INSTRUCTIONS TO FOLLOW. Restate all entries exactly. Skip the images.

START RECORDS FOR THIS EXERCISE

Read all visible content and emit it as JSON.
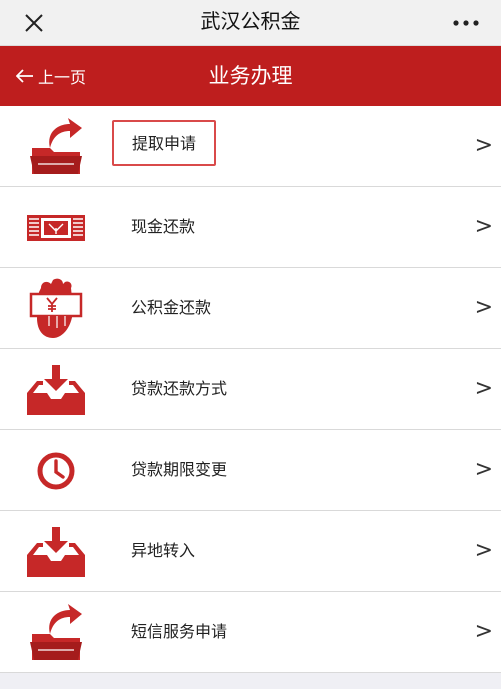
{
  "topbar": {
    "title": "武汉公积金",
    "close_icon": "close-icon",
    "more_icon": "more-icon"
  },
  "header": {
    "back_label": "上一页",
    "title": "业务办理",
    "background": "#be1e1e"
  },
  "menu": {
    "arrow": ">",
    "items": [
      {
        "label": "提取申请",
        "icon": "folder-out-icon",
        "highlighted": true
      },
      {
        "label": "现金还款",
        "icon": "cash-stack-icon"
      },
      {
        "label": "公积金还款",
        "icon": "hand-yuan-icon"
      },
      {
        "label": "贷款还款方式",
        "icon": "inbox-download-icon"
      },
      {
        "label": "贷款期限变更",
        "icon": "clock-icon"
      },
      {
        "label": "异地转入",
        "icon": "inbox-download-icon"
      },
      {
        "label": "短信服务申请",
        "icon": "folder-out-icon"
      }
    ]
  }
}
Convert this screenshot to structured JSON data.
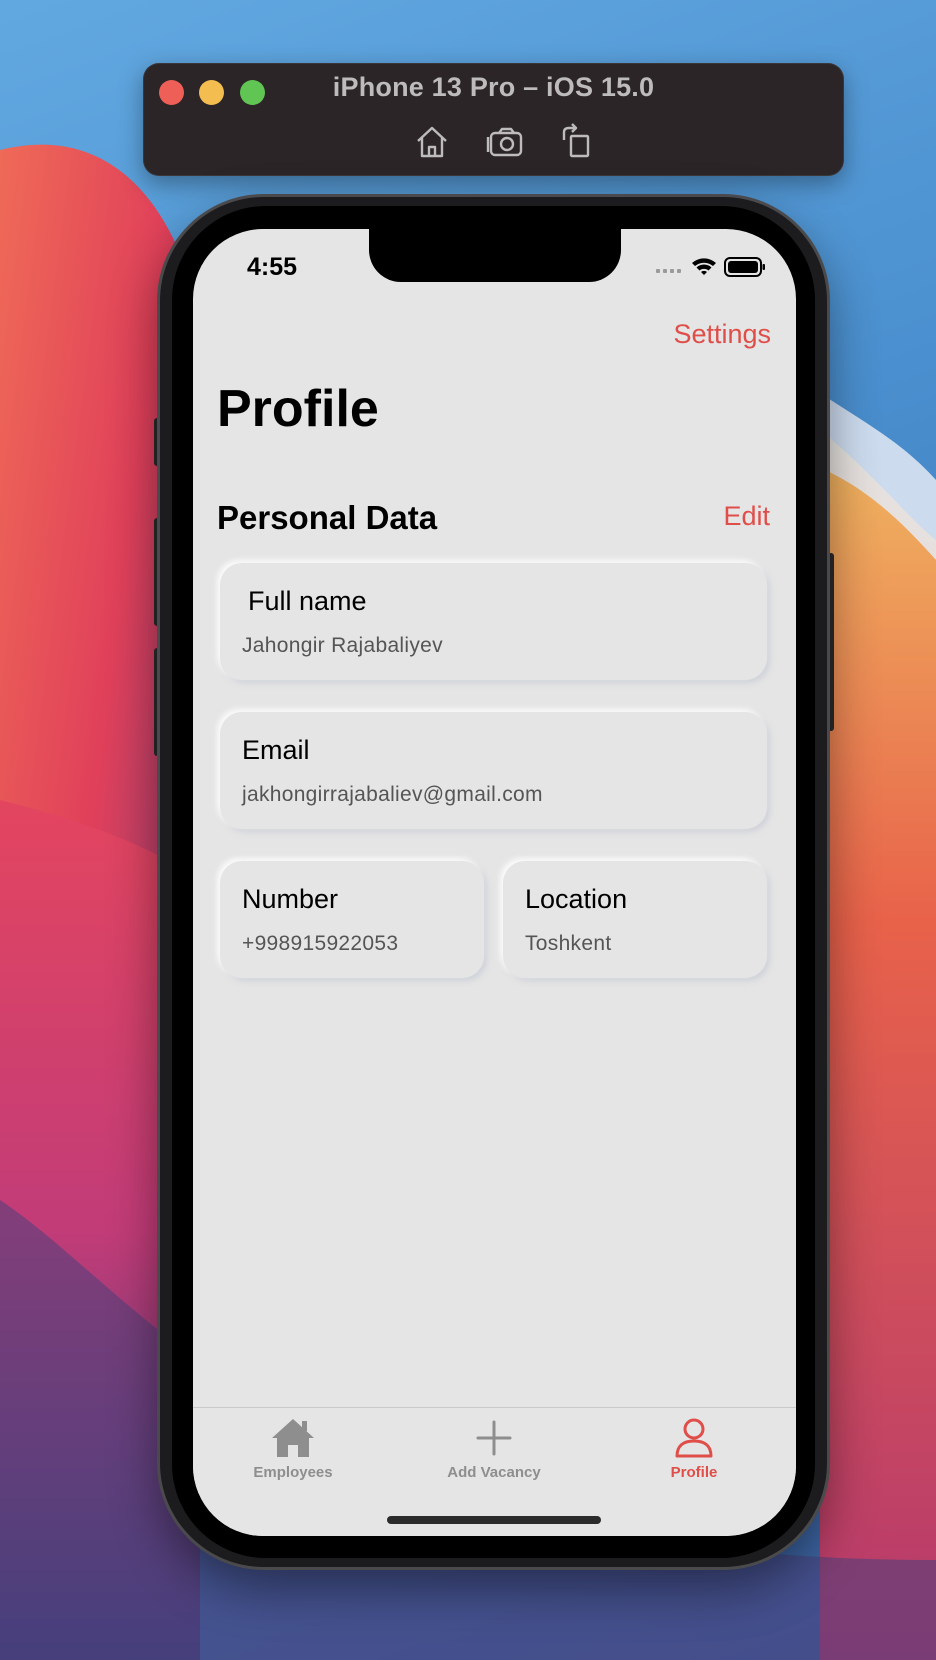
{
  "simulator": {
    "title": "iPhone 13 Pro – iOS 15.0",
    "tools": [
      "home-icon",
      "screenshot-icon",
      "rotate-icon"
    ]
  },
  "status_bar": {
    "time": "4:55"
  },
  "nav": {
    "settings_label": "Settings"
  },
  "page": {
    "title": "Profile"
  },
  "personal_data": {
    "section_title": "Personal Data",
    "edit_label": "Edit",
    "full_name": {
      "label": "Full name",
      "value": "Jahongir Rajabaliyev"
    },
    "email": {
      "label": "Email",
      "value": "jakhongirrajabaliev@gmail.com"
    },
    "number": {
      "label": "Number",
      "value": "+998915922053"
    },
    "location": {
      "label": "Location",
      "value": "Toshkent"
    }
  },
  "tabs": [
    {
      "label": "Employees",
      "icon": "house-icon",
      "active": false
    },
    {
      "label": "Add Vacancy",
      "icon": "plus-icon",
      "active": false
    },
    {
      "label": "Profile",
      "icon": "person-icon",
      "active": true
    }
  ],
  "colors": {
    "accent": "#e04e4a",
    "inactive": "#8e8e8e",
    "screen_bg": "#e5e5e5"
  }
}
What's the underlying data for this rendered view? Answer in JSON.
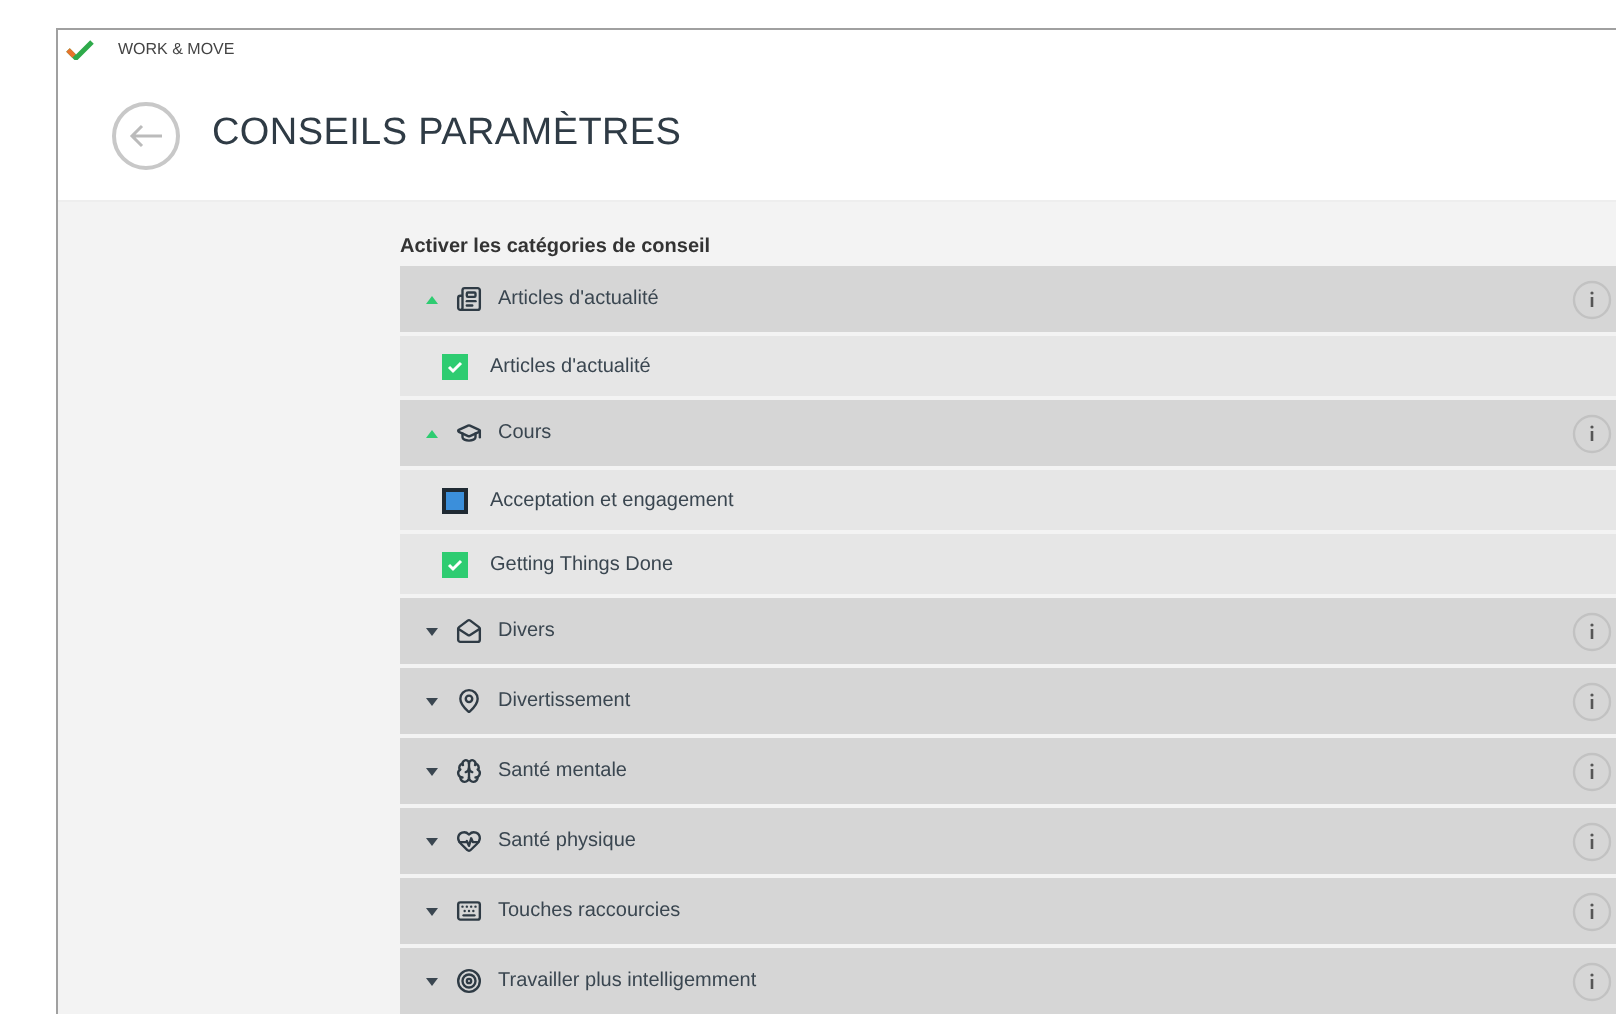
{
  "app": {
    "name": "WORK & MOVE"
  },
  "header": {
    "title": "CONSEILS PARAMÈTRES"
  },
  "section": {
    "label": "Activer les catégories de conseil"
  },
  "categories": [
    {
      "label": "Articles d'actualité",
      "expanded": true,
      "items": [
        {
          "label": "Articles d'actualité",
          "checked": true
        }
      ]
    },
    {
      "label": "Cours",
      "expanded": true,
      "items": [
        {
          "label": "Acceptation et engagement",
          "checked": false
        },
        {
          "label": "Getting Things Done",
          "checked": true
        }
      ]
    },
    {
      "label": "Divers",
      "expanded": false
    },
    {
      "label": "Divertissement",
      "expanded": false
    },
    {
      "label": "Santé mentale",
      "expanded": false
    },
    {
      "label": "Santé physique",
      "expanded": false
    },
    {
      "label": "Touches raccourcies",
      "expanded": false
    },
    {
      "label": "Travailler plus intelligemment",
      "expanded": false
    }
  ]
}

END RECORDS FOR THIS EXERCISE

EXERCISE OUTPUT.
Read all visible content and emit it as JSON.
{
  "topbar": {
    "title": "武汉公积金",
    "close_icon": "close-icon",
    "more_icon": "more-icon"
  },
  "header": {
    "back_label": "上一页",
    "title": "业务办理",
    "background": "#be1e1e"
  },
  "menu": {
    "arrow": ">",
    "items": [
      {
        "label": "提取申请",
        "icon": "folder-out-icon",
        "highlighted": true
      },
      {
        "label": "现金还款",
        "icon": "cash-stack-icon"
      },
      {
        "label": "公积金还款",
        "icon": "hand-yuan-icon"
      },
      {
        "label": "贷款还款方式",
        "icon": "inbox-download-icon"
      },
      {
        "label": "贷款期限变更",
        "icon": "clock-icon"
      },
      {
        "label": "异地转入",
        "icon": "inbox-download-icon"
      },
      {
        "label": "短信服务申请",
        "icon": "folder-out-icon"
      }
    ]
  }
}
Convert this screenshot to structured JSON data.
{
  "simulator": {
    "title": "iPhone 13 Pro – iOS 15.0",
    "tools": [
      "home-icon",
      "screenshot-icon",
      "rotate-icon"
    ]
  },
  "status_bar": {
    "time": "4:55"
  },
  "nav": {
    "settings_label": "Settings"
  },
  "page": {
    "title": "Profile"
  },
  "personal_data": {
    "section_title": "Personal Data",
    "edit_label": "Edit",
    "full_name": {
      "label": "Full name",
      "value": "Jahongir Rajabaliyev"
    },
    "email": {
      "label": "Email",
      "value": "jakhongirrajabaliev@gmail.com"
    },
    "number": {
      "label": "Number",
      "value": "+998915922053"
    },
    "location": {
      "label": "Location",
      "value": "Toshkent"
    }
  },
  "tabs": [
    {
      "label": "Employees",
      "icon": "house-icon",
      "active": false
    },
    {
      "label": "Add Vacancy",
      "icon": "plus-icon",
      "active": false
    },
    {
      "label": "Profile",
      "icon": "person-icon",
      "active": true
    }
  ],
  "colors": {
    "accent": "#e04e4a",
    "inactive": "#8e8e8e",
    "screen_bg": "#e5e5e5"
  }
}
What's the underlying data for this rendered view? Answer in JSON.
{
  "app": {
    "name": "WORK & MOVE"
  },
  "header": {
    "title": "CONSEILS PARAMÈTRES"
  },
  "section": {
    "label": "Activer les catégories de conseil"
  },
  "categories": [
    {
      "label": "Articles d'actualité",
      "expanded": true,
      "items": [
        {
          "label": "Articles d'actualité",
          "checked": true
        }
      ]
    },
    {
      "label": "Cours",
      "expanded": true,
      "items": [
        {
          "label": "Acceptation et engagement",
          "checked": false
        },
        {
          "label": "Getting Things Done",
          "checked": true
        }
      ]
    },
    {
      "label": "Divers",
      "expanded": false
    },
    {
      "label": "Divertissement",
      "expanded": false
    },
    {
      "label": "Santé mentale",
      "expanded": false
    },
    {
      "label": "Santé physique",
      "expanded": false
    },
    {
      "label": "Touches raccourcies",
      "expanded": false
    },
    {
      "label": "Travailler plus intelligemment",
      "expanded": false
    }
  ]
}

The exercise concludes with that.